Element data from apps and pages
★ ★ ★ ★ ★

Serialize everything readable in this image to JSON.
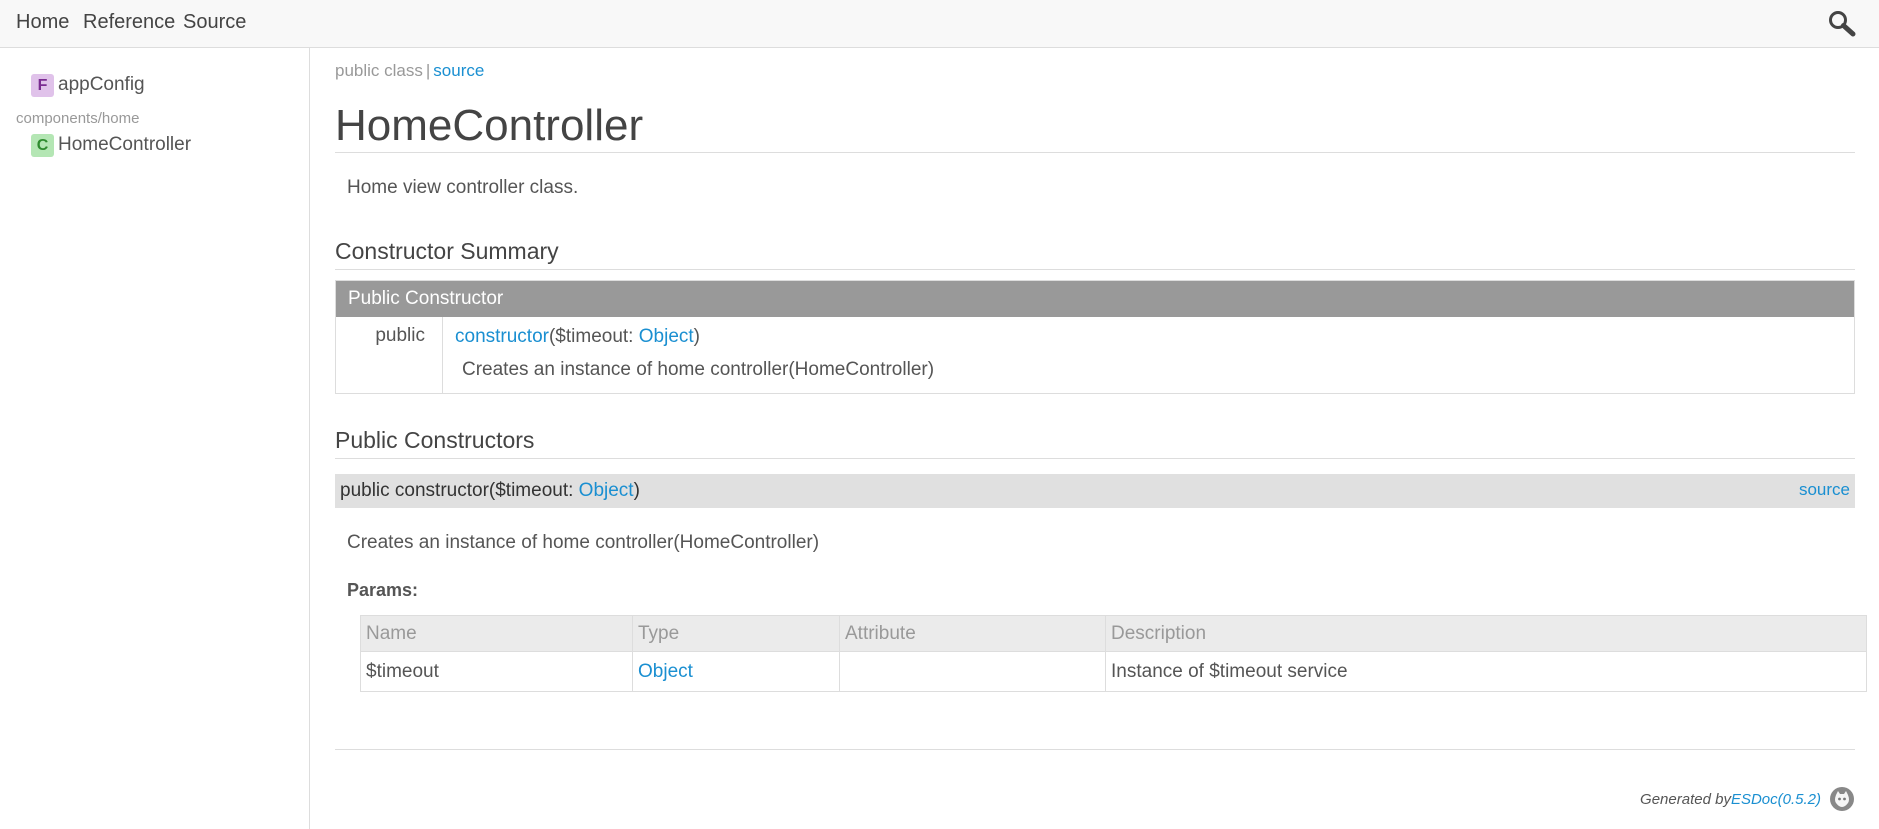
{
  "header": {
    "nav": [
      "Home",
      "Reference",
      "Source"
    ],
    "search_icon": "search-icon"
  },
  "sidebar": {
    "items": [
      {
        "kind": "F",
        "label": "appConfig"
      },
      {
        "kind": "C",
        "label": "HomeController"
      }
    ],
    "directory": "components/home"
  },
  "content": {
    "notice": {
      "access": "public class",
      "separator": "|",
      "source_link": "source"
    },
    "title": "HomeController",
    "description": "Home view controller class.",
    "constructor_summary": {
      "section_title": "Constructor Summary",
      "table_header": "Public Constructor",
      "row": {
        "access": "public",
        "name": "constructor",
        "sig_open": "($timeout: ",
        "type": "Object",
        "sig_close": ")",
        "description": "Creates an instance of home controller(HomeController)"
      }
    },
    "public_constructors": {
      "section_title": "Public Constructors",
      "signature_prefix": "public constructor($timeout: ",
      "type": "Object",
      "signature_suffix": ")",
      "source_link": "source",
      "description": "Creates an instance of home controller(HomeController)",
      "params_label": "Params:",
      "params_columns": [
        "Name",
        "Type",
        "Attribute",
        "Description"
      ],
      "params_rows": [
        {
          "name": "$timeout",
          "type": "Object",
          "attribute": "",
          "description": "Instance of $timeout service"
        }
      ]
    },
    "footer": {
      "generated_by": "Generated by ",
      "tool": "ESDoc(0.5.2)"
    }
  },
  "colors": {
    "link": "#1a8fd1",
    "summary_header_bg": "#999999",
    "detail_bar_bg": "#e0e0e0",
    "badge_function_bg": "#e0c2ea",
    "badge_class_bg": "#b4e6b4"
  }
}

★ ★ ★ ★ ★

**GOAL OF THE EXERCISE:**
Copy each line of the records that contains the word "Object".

**SOLUTION:**
        "type": "Object",
      "type": "Object",
          "type": "Object",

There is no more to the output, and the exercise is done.